*** AOL lost ground yesterday, even though it reported earnings in the last quarter up 100% from a year ago.
*** MSFT came out with good numbers, after the market closed. Its latest quarter showed net income up 18%, the news of which is supposed to revive the market this morning.
*** The cost of living rose 0.5% last month, after falling in the previous month. The year-to-date inflation figure is 3.5% – more than twice the nominal yield on the S&P 500. In real terms, investors are losing a lot of money: a couple of percent points to inflation, net of dividends…plus the loss in capital value.
*** There were 994 advancing issues yesterday; 1888 declined. The number of new lows rose to the highest level in 9 months – 297, while only 19 stocks hit new highs.
*** Amazon rose $3 yesterday…it is now trading at $24 and change. Cisco fell $2 5/16th.
*** “Chase Manhattan Corp.,” reports Caroline Baum on Bloomberg.com, “the second largest U.S. bank, reported today that third-quarter earnings fell 24 percent from the year- ago quarter, dragged down by a $25 million loss in Chase Capital Partners, its private banking unit that lends money to start-up companies.”
*** Bankers have a habit of lending money to whatever popular sensation is in the news… Follow their lending and it will lead you to the next financial implosion: “Back in the 1970s and early 1980s, when OPEC was having its way with the oil markets, banks lent hand over fist to the oil and gas industry,” Baum explains. “With the Organization of Petroleum Exporting Countries controlling the limited oil supply and oil demand rising, oil was as good as gold.
[But] “The price of oil collapsed in 1986, and so did the loans to the oil patch.” The next target of lending was Latin America – where the loans went bad to such a big extent the banks had to be bailed out by the U.S. Treasury. Then, “proving that memory is fleeting, banks repeated their mistake, this time with emerging markets in Asia. In between they managed a couple of forays into real-estate loans, which left them holding the bag when prices collapsed.
“The coup de grace,” says Baum, “was the banks’ eagerness to lend, under very favorable terms, to Long-Term Capital Management, the hedge fund to end all hedge funds. When the fund almost collapsed in 1998, the banks professed to be shocked, shocked, at the degree of leverage and size of LTCM’s positions. They were too shocked to explain their lack of due diligence.”
*** Well, now the bankers are heavily invested, along with the Cisco Kids, in new technology start-ups. Will those go the way of oil loans and Brady bonds?
*** Are their bargains among the crashing techs and dot.coms? Maybe. The NY TIMES reports that Stamps.com, one of Ray Devoe’s 65 Fallen Internet Angels, “now sells for less than $3 a share, down from a high of $98.50 last November – and less than half the amount of cash per share the company has in the bank.”

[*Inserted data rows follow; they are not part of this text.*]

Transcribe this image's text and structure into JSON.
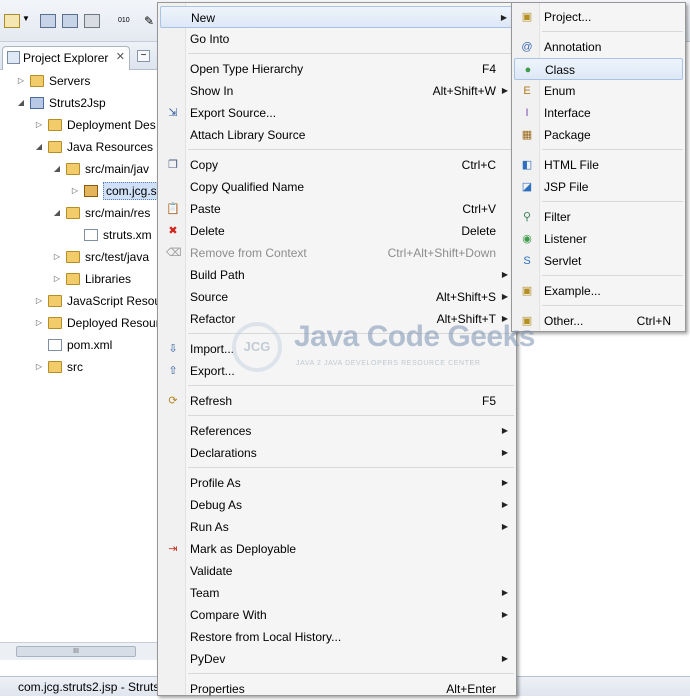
{
  "explorer": {
    "tab_label": "Project Explorer",
    "tree": [
      {
        "label": "Servers",
        "indent": 0,
        "twisty": "▷",
        "icon": "fold"
      },
      {
        "label": "Struts2Jsp",
        "indent": 0,
        "twisty": "◢",
        "icon": "proj"
      },
      {
        "label": "Deployment Des",
        "indent": 1,
        "twisty": "▷",
        "icon": "fold"
      },
      {
        "label": "Java Resources",
        "indent": 1,
        "twisty": "◢",
        "icon": "fold"
      },
      {
        "label": "src/main/jav",
        "indent": 2,
        "twisty": "◢",
        "icon": "fold"
      },
      {
        "label": "com.jcg.s",
        "indent": 3,
        "twisty": "▷",
        "icon": "pkg",
        "selected": true
      },
      {
        "label": "src/main/res",
        "indent": 2,
        "twisty": "◢",
        "icon": "fold"
      },
      {
        "label": "struts.xm",
        "indent": 3,
        "twisty": "",
        "icon": "filex"
      },
      {
        "label": "src/test/java",
        "indent": 2,
        "twisty": "▷",
        "icon": "fold"
      },
      {
        "label": "Libraries",
        "indent": 2,
        "twisty": "▷",
        "icon": "fold"
      },
      {
        "label": "JavaScript Resou",
        "indent": 1,
        "twisty": "▷",
        "icon": "fold"
      },
      {
        "label": "Deployed Resour",
        "indent": 1,
        "twisty": "▷",
        "icon": "fold"
      },
      {
        "label": "pom.xml",
        "indent": 1,
        "twisty": "",
        "icon": "filex"
      },
      {
        "label": "src",
        "indent": 1,
        "twisty": "▷",
        "icon": "fold"
      }
    ]
  },
  "status": {
    "text": "com.jcg.struts2.jsp - Struts"
  },
  "context_menu": {
    "items": [
      {
        "label": "New",
        "shortcut": "",
        "submenu": true,
        "highlighted": true,
        "icon": ""
      },
      {
        "label": "Go Into",
        "shortcut": "",
        "icon": ""
      },
      {
        "separator": true
      },
      {
        "label": "Open Type Hierarchy",
        "shortcut": "F4",
        "icon": ""
      },
      {
        "label": "Show In",
        "shortcut": "Alt+Shift+W",
        "submenu": true,
        "icon": ""
      },
      {
        "label": "Export Source...",
        "shortcut": "",
        "icon": "export-source-icon"
      },
      {
        "label": "Attach Library Source",
        "shortcut": "",
        "icon": ""
      },
      {
        "separator": true
      },
      {
        "label": "Copy",
        "shortcut": "Ctrl+C",
        "icon": "copy-icon"
      },
      {
        "label": "Copy Qualified Name",
        "shortcut": "",
        "icon": ""
      },
      {
        "label": "Paste",
        "shortcut": "Ctrl+V",
        "icon": "paste-icon"
      },
      {
        "label": "Delete",
        "shortcut": "Delete",
        "icon": "delete-icon"
      },
      {
        "label": "Remove from Context",
        "shortcut": "Ctrl+Alt+Shift+Down",
        "disabled": true,
        "icon": "remove-context-icon"
      },
      {
        "label": "Build Path",
        "shortcut": "",
        "submenu": true,
        "icon": ""
      },
      {
        "label": "Source",
        "shortcut": "Alt+Shift+S",
        "submenu": true,
        "icon": ""
      },
      {
        "label": "Refactor",
        "shortcut": "Alt+Shift+T",
        "submenu": true,
        "icon": ""
      },
      {
        "separator": true
      },
      {
        "label": "Import...",
        "shortcut": "",
        "icon": "import-icon"
      },
      {
        "label": "Export...",
        "shortcut": "",
        "icon": "export-icon"
      },
      {
        "separator": true
      },
      {
        "label": "Refresh",
        "shortcut": "F5",
        "icon": "refresh-icon"
      },
      {
        "separator": true
      },
      {
        "label": "References",
        "shortcut": "",
        "submenu": true,
        "icon": ""
      },
      {
        "label": "Declarations",
        "shortcut": "",
        "submenu": true,
        "icon": ""
      },
      {
        "separator": true
      },
      {
        "label": "Profile As",
        "shortcut": "",
        "submenu": true,
        "icon": ""
      },
      {
        "label": "Debug As",
        "shortcut": "",
        "submenu": true,
        "icon": ""
      },
      {
        "label": "Run As",
        "shortcut": "",
        "submenu": true,
        "icon": ""
      },
      {
        "label": "Mark as Deployable",
        "shortcut": "",
        "icon": "deployable-icon"
      },
      {
        "label": "Validate",
        "shortcut": "",
        "icon": ""
      },
      {
        "label": "Team",
        "shortcut": "",
        "submenu": true,
        "icon": ""
      },
      {
        "label": "Compare With",
        "shortcut": "",
        "submenu": true,
        "icon": ""
      },
      {
        "label": "Restore from Local History...",
        "shortcut": "",
        "icon": ""
      },
      {
        "label": "PyDev",
        "shortcut": "",
        "submenu": true,
        "icon": ""
      },
      {
        "separator": true
      },
      {
        "label": "Properties",
        "shortcut": "Alt+Enter",
        "icon": ""
      }
    ]
  },
  "submenu_new": {
    "items": [
      {
        "label": "Project...",
        "shortcut": "",
        "icon": "new-project-icon"
      },
      {
        "separator": true
      },
      {
        "label": "Annotation",
        "shortcut": "",
        "icon": "annotation-icon"
      },
      {
        "label": "Class",
        "shortcut": "",
        "icon": "class-icon",
        "highlighted": true
      },
      {
        "label": "Enum",
        "shortcut": "",
        "icon": "enum-icon"
      },
      {
        "label": "Interface",
        "shortcut": "",
        "icon": "interface-icon"
      },
      {
        "label": "Package",
        "shortcut": "",
        "icon": "package-icon"
      },
      {
        "separator": true
      },
      {
        "label": "HTML File",
        "shortcut": "",
        "icon": "html-file-icon"
      },
      {
        "label": "JSP File",
        "shortcut": "",
        "icon": "jsp-file-icon"
      },
      {
        "separator": true
      },
      {
        "label": "Filter",
        "shortcut": "",
        "icon": "filter-icon"
      },
      {
        "label": "Listener",
        "shortcut": "",
        "icon": "listener-icon"
      },
      {
        "label": "Servlet",
        "shortcut": "",
        "icon": "servlet-icon"
      },
      {
        "separator": true
      },
      {
        "label": "Example...",
        "shortcut": "",
        "icon": "example-icon"
      },
      {
        "separator": true
      },
      {
        "label": "Other...",
        "shortcut": "Ctrl+N",
        "icon": "other-icon"
      }
    ]
  },
  "watermark": {
    "badge": "JCG",
    "title": "Java Code Geeks",
    "subtitle": "JAVA 2 JAVA DEVELOPERS RESOURCE CENTER"
  },
  "colors": {
    "menu_bg": "#f5f5f5",
    "highlight_border": "#aac3e4",
    "selection": "#cfe0f7"
  }
}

*** Today is a big day in history – it is the anniversary of the stock market crash of ’87. It is also the date on which Napoleon began his disastrous retreat from Moscow, in 1812. Bonaparte ended up with fewer than 5% of his troops alive – about the same percentage of investors’ money that will survive the retreat from Big Tech.
*** Episodes of collective imbecility are defined and encouraged by big, dumb words. Napoleon pushed his troops onward with appeals to ‘La Patrie,’ which had little real meaning in Paris… but was utterly senseless in Moscow. In the Nasdaq Nation, the rallying cry is ‘Technology’!
*** People are not buying as much ‘technology’ as they used to. James Paulsen, chief investment officer at Wells Capital Management: “Real personal consumption growth in technology went from an 80 percent rate in 1999 to 35 percent right now,” he said. “When there’s not real price declines, it slows the growth.”
*** But what is ‘technology?” My friend Michel notes that the word implies the use of information and electronics. “Thus, the transmission in your car is industrial equipment. But add a cheap little calculator and it becomes ‘technology.’ The word has no real meaning, and since it has no real meaning, it has taken on a magical dimension that allows people to believe that ‘technology’ will make people rich.”